You need surgery.
Those are the three words that every athlete prays they never hear. Aside from the onset of depression that ensues from being on the DL, for most, facing surgery forces deep introspection. It goes far beyond whether or not you’ll be able to play in the near future. Instead, it forces the athlete to ask what if? What if worked a little harder could this have been avoided? If I didn’t half-ass my mobility drills every day could I have made that cut more efficiently? Or if I fueled my body like an athlete should would I have had more energy in the 4th quarter when I got hurt? This thought process can consume you because there is no game tomorrow or next week to rectify the situation. It’s natural for athletes because when you’re injured that’s all you’re left to do…or is it?
Surgery and injuries suck. Clearly. I’ve had my fair share (three) and I can’t say that I’ve enjoyed any part of rehabbing. However, at the same time, I can honestly say that I wouldn’t be where I am today if I didn’t have to go through surgery and the grind that it takes to get back (I didn’t pitch in a meaningful game post Tommy John for 20 months). I had my moments of introspection and it forced me to grow up in a hurry. My training and nutrition up to that point had been fueled by my learning in bro science. Daily max effort squats? Sure thing. Pizza, post workout? I was carb back loading before I could spell insulin. I was forced to educate myself but the most important lesson didn’t involve discovering what loading parameter would have the greatest carry over to generating force in the sagittal plane or what nutrient timing would maximize protein synthesis. No, not even close. It was this:

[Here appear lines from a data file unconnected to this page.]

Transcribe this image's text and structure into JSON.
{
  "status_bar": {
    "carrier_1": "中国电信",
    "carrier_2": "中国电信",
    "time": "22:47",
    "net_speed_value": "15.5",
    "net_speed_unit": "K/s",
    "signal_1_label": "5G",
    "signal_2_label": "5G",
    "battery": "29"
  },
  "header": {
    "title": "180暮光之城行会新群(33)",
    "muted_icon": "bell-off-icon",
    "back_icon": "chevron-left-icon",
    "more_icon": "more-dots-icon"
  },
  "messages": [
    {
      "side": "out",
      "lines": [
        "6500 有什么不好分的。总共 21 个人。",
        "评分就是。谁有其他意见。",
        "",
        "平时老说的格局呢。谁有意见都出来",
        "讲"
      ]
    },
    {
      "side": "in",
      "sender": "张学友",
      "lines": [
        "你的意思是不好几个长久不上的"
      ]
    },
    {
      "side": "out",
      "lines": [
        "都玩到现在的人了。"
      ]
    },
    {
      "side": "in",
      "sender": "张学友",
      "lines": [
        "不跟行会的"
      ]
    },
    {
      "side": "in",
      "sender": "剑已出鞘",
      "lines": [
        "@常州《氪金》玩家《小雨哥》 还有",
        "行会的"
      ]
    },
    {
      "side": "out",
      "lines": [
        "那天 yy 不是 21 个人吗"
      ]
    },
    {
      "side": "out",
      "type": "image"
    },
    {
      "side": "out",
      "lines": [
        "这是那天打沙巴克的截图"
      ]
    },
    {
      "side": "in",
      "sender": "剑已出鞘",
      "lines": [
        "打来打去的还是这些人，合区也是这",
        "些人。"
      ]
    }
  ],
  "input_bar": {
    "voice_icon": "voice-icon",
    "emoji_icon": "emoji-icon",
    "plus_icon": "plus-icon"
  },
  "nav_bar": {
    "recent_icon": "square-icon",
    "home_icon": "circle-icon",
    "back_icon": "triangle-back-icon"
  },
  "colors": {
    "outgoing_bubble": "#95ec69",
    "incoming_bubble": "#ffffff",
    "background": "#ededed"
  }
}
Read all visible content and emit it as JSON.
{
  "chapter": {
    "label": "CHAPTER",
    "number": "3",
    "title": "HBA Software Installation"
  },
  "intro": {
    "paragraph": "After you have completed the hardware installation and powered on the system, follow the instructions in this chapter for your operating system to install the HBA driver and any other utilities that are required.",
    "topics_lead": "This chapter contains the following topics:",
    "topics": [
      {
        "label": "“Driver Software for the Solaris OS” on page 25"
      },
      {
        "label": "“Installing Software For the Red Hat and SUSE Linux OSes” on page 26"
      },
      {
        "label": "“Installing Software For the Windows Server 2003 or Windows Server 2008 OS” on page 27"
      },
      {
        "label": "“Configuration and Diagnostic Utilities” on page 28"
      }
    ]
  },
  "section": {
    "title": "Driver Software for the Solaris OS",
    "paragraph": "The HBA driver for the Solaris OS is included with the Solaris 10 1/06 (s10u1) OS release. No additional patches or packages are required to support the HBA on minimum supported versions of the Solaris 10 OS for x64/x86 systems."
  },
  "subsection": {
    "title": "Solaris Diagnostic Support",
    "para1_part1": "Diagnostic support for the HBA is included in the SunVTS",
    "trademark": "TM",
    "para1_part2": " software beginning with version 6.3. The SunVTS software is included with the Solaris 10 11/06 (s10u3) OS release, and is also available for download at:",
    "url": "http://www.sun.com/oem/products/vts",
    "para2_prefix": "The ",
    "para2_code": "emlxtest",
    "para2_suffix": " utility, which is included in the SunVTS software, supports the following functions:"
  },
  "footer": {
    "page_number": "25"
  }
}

No matter the circumstances, there is always an opportunity to get better.
Time never stops so why should your injury stop you in your pursuit of getting a little bit better that day? If you don’t, there are far too many individuals in the world with the same exact goals and dreams as you and you will get passed. I promise you.
So you have a torn elbow? What’s stopping you from building thunderous quads and an ass that makes a statement? Sure, you may not be able to comfortably buy a pair of jeans but do you want to squat the house or what? Broken leg? Since when do you need a leg to build slabs of beef on your lats?
The answer is you don’t. Right now, I may sound like a lunatic or a person that would consider training even on my deathbed and both of these statements may have some truth to them but I speak from experience because I lived the two situations above. I may have pushed the limits, but I’ve never front squatted more in my life than during the first six months of my elbow rehab. My best 1 RM on chin-ups was 5 months post-surgery.
Was that the smartest thing? Probably not but that’s not what’s relevant here. The point is that nothing, not even a surgery or injury should deter you from getting after it and chasing your goals. Obviously, there are special circumstances, but I have seen an athlete hobbling around 10 days post-ACL repair destroying his upper body, so there aren’t many.
You have no excuse. If you want it bad enough, you will find a way. It’s that simple.
I was fortunate enough to have Eric Cressey and the team at Cressey Performance in my backyard. I showed up to his facility 10 days post-op and we immediately started to get after it. I met the prowler for the first time and it won. It won a lot.
It’s important that you find your own Eric Cressey. Find someone in your area who can address your weaknesses through intelligent programming. If you’re injured, it’s probably because you have some compensation patterns that put you in that position. Find someone who has a firm understanding of functional anatomy who can train around your injury and still address your weaknesses. Find a balance. If I had to do corrective exercise drills all day, I’d go insane. Lifting heavy shit is corrective exercise. Learn how to get after it in an intelligent manner.
Whether it’s surgery or just a minor injury, trust me when I say that if you play any game long enough, you will get banged up. There are two roads you can take. Either you can be like some athletes and use your injury as an excuse to take time off from training or you can use it as an opportunity. An opportunity to honestly asset your weaknesses and fix them. If your nutrition held you back, correct it. If you’re weak and your nervous system efficiency is terrible, find someone who you can consider an expert in the field and become powerful.
Some people will tell you that their goal rehabbing post surgery is to get you back to the level you were before. F*** that. My goal in any situation, torn elbow or not, is to come back better than before. If you want to be successful, you have no choice but to chase that.
It’s ultimately your career. Whether your goal is simply to start on your varsity team or play sports professionally, every day, every situation is an opportunity. You will encounter adversity. How you respond will dictate how far you go in your chosen sport and in life.
Which road will you take?